SACRAMENTO — Under skeptical questioning from lawmakers and consumer groups Tuesday, a plan to establish a state-run earthquake insurance fund appeared headed for the legislative scrap heap, at least for this year.
The complex plan, drafted by Insurance Commissioner Chuck Quackenbush and backed by the state's largest insurers, is meant to do two things: supply earthquake coverage that private carriers are afraid to write and end the industry's virtual moratorium on sales of new homeowners insurance.
But in the month since Quackenbush proposed the plan--and during a lengthy legislative hearing at the State Capitol on Tuesday--critics have questioned whether it lets the industry off too easily at the expense of homeowners.
Sen. Steve Peace (D-Chula Vista) said the plan would "make the homeowners of California the insurer of last resort."
The legislation would cap the industry's risk from earthquakes in exchange for a one-time contribution of up to $1 billion to capitalize the new fund, to be called the California Earthquake Authority.
In the event of an earthquake twice as destructive as last year's Northridge quake, holders of homeowners policies statewide could face surcharges of up to 30% a year for 10 years regardless of whether they had earthquake coverage or even lived in the affected area.
And if losses drained the fund, earthquake policyholders would receive only a pro-rata share of their claims.
If that happened, Sen. Tom Campbell (R-Stanford) predicted, the Legislature would feel compelled to make up the difference because the authority--although funded with private money--would be under state control.
Even without a disaster, the authority would be offering stripped-down coverage at prices as high as those paid today for conventional policies.
Quackenbush said that without the plan, the current, barely functioning insurance market will get even worse, disrupting home sales and potentially stalling California's economic recovery.
Representatives of the California Chamber of Commerce and of real estate and banking groups echoed those concerns Tuesday and supported his approach.
However, with only three weeks left until adjournment, several key lawmakers said the plan is too complex and controversial to pass this year.

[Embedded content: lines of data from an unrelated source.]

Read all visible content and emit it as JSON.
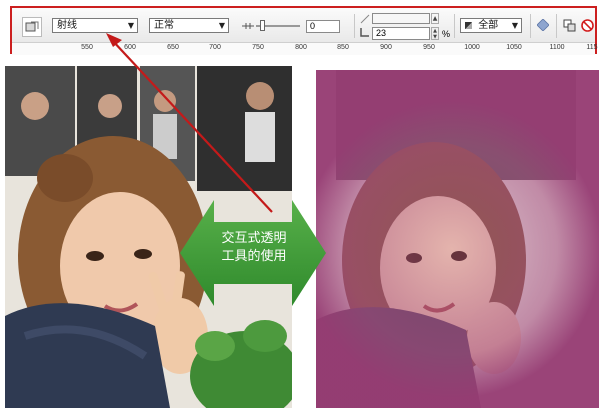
{
  "toolbar": {
    "mode_select": "射线",
    "merge_select": "正常",
    "edge_value": "0",
    "angle_value": "23",
    "percent": "%",
    "target_select": "全部"
  },
  "ruler": {
    "ticks": [
      "550",
      "600",
      "650",
      "700",
      "750",
      "800",
      "850",
      "900",
      "950",
      "1000",
      "1050",
      "1100",
      "115"
    ]
  },
  "caption": {
    "line1": "交互式透明",
    "line2": "工具的使用"
  },
  "colors": {
    "highlight_border": "#cc1f1f",
    "arrow_green": "#3e9a36",
    "overlay_pink": "#a4467a"
  }
}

Nor is it likely to slip through quietly in the crush and confusion that typically marks the end of a session.
"It's too visible and there's too much opposition to it" for such sleight of hand, said Sen. Herschel Rosenthal (D-Los Angeles), chairman of the Senate Insurance Committee and a supporter of the Quackenbush plan.
That leaves open the possibility that the Legislature could embrace a less radical measure or simply do nothing and leave the state to muddle through until next year.
Faced with $12 billion in losses from Northridge, the insurance industry hit the brakes about a year ago. California law requires insurers to offer earthquake coverage to their homeowner customers, so in order to duck earthquake exposure, they stopped writing new homeowners policies.
Quackenbush estimates that only 7% of the market is writing insurance normally today, although most carriers continue to renew existing customers' policies. But he said several insurers have submitted contingency plans under which they would stop renewing the policies of about 1 million customers.
The industry has been pushing hard for "delinkage" of homeowners and earthquake insurance, but the idea doesn't seem to have a political prayer unless there were assurances that earthquake coverage would still be available.
Assemblyman David Knowles (R-Placerville), chairman of the House Insurance Committee, has proposed letting homeowners' insurers satisfy their requirement to offer earthquake coverage with a new "mini-policy." The idea is to reduce the industry's overall exposure by raising deductibles from 10% to 15% and sharply limiting the payouts for damaged home contents, exterior structures and alternative living expenses while a home is under repair.
But that would not satisfy State Farm Mutual Automobile Insurance Co., the state's largest insurer, with 24% of the market. State Farm insists that it needs a cap on its potential earthquake exposure, such as that provided in the Quackenbush plan, a spokesman said Tuesday.
Peace said the plan puts so much of the risk on policyholders that it amounts to the same thing as delinkage. Rather than create a new bureaucracy, he suggested delinking now and letting the Legislature appropriate money to pay for a disaster when it happens.